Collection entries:
===============

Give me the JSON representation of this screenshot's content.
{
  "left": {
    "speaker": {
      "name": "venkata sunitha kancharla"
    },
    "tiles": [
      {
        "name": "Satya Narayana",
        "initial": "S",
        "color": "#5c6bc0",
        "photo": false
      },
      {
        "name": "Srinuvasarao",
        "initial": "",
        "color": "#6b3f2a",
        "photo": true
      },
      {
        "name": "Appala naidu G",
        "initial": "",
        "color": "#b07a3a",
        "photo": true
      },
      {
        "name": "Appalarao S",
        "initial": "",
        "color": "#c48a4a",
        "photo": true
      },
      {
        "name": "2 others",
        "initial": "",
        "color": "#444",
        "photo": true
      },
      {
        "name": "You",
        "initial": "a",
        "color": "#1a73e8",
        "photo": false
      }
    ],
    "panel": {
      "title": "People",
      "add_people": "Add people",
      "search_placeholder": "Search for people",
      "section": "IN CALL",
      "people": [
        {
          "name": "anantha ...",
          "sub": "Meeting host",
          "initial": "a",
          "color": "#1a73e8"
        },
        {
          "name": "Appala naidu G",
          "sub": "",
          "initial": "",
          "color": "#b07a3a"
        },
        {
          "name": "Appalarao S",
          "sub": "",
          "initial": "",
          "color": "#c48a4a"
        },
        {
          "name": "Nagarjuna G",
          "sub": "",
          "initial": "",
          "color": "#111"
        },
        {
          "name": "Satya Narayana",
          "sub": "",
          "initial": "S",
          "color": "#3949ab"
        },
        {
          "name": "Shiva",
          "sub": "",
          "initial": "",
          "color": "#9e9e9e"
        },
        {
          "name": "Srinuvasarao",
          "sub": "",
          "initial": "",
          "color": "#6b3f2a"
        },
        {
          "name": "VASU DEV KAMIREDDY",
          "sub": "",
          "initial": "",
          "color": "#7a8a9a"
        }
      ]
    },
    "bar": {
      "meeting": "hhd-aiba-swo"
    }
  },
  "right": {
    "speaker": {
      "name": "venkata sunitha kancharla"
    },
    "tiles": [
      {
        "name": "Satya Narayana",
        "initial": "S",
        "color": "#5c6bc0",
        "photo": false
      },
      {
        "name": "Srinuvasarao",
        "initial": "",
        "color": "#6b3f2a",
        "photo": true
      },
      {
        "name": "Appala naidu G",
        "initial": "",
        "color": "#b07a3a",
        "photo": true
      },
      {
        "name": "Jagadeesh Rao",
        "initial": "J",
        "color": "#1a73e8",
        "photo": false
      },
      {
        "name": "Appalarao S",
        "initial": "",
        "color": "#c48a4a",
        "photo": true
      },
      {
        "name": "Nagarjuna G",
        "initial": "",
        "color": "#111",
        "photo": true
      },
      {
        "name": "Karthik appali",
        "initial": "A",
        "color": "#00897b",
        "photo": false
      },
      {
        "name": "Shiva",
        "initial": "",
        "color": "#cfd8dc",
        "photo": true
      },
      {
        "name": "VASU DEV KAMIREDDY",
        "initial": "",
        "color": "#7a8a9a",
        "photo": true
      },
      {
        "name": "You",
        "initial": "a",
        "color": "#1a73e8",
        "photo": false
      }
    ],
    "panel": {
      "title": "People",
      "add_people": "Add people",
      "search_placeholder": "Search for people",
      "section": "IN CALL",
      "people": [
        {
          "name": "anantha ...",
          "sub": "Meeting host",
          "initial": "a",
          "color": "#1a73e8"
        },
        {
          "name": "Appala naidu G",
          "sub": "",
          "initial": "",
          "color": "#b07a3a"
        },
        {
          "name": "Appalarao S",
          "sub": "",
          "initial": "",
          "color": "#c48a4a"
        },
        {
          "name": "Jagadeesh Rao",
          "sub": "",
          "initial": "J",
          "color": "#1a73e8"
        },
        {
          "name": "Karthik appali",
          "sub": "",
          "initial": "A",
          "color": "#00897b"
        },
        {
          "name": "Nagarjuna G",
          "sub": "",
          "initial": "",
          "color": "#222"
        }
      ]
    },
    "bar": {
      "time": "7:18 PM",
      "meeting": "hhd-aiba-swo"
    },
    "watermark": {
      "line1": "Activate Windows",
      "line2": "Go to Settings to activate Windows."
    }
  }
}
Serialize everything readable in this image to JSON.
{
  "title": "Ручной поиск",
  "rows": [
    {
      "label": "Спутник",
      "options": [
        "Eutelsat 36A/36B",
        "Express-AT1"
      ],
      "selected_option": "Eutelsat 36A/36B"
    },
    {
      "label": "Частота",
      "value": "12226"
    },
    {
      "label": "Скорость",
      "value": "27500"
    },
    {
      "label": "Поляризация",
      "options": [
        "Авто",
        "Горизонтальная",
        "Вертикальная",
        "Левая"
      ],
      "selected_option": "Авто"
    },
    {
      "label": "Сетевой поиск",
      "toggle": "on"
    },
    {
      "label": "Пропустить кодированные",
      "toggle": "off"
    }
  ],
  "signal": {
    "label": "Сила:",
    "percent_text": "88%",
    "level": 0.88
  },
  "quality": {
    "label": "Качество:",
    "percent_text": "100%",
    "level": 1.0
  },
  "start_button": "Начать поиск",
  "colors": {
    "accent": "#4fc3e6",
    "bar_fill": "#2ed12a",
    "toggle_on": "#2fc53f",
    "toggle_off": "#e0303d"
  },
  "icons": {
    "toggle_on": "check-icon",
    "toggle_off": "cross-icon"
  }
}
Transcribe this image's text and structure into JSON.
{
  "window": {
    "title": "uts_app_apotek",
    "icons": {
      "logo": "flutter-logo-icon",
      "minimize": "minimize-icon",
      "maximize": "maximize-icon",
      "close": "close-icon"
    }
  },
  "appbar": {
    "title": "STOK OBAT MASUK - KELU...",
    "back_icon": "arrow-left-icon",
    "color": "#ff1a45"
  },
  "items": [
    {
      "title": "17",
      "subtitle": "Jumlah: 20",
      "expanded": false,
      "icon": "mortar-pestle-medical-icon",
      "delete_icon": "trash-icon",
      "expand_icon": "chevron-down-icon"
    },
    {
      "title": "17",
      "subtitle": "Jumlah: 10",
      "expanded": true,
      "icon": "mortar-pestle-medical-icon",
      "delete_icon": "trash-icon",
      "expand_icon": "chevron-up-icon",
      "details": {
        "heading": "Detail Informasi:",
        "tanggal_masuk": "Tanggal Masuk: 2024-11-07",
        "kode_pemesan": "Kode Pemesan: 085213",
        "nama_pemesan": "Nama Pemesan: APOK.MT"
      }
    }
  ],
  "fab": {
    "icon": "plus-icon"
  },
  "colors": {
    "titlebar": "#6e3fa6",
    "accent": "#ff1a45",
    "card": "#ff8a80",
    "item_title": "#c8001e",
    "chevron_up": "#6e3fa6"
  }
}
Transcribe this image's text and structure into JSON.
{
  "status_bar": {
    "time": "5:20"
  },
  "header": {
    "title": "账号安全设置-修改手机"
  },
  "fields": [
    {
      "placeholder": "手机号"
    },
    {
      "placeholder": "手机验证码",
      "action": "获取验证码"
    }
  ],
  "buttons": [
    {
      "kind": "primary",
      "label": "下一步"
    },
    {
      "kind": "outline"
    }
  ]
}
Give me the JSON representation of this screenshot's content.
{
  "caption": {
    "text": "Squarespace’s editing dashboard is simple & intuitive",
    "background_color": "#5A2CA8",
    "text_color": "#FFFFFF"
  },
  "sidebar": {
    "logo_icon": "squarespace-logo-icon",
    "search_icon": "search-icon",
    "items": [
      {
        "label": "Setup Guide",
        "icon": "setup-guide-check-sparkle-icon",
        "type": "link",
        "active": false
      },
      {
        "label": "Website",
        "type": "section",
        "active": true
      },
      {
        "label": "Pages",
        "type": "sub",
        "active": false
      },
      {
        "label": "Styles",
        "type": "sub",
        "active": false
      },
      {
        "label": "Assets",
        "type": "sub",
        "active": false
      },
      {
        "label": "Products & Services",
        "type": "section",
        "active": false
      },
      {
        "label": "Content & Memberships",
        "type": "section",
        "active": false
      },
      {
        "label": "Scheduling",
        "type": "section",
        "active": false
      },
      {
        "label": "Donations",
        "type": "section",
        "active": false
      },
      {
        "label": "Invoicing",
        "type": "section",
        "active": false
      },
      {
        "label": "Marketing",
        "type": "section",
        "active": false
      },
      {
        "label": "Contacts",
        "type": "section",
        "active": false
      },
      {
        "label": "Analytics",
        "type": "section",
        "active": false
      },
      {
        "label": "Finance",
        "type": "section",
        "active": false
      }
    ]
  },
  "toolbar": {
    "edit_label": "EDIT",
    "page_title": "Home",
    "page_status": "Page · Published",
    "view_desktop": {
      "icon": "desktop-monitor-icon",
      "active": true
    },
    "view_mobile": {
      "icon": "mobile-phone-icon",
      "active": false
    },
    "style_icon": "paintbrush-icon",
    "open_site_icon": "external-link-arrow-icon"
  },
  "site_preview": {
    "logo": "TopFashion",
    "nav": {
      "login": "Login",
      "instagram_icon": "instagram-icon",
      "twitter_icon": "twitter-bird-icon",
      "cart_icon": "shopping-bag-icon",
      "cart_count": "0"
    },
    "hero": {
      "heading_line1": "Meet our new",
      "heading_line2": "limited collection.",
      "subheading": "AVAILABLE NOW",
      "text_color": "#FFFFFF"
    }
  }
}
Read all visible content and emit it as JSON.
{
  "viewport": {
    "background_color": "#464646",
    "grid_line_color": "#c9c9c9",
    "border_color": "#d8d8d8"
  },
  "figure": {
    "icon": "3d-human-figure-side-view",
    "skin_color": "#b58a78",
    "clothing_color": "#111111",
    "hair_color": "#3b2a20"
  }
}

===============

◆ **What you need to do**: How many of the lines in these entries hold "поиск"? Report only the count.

◆ **Solved problem**: 3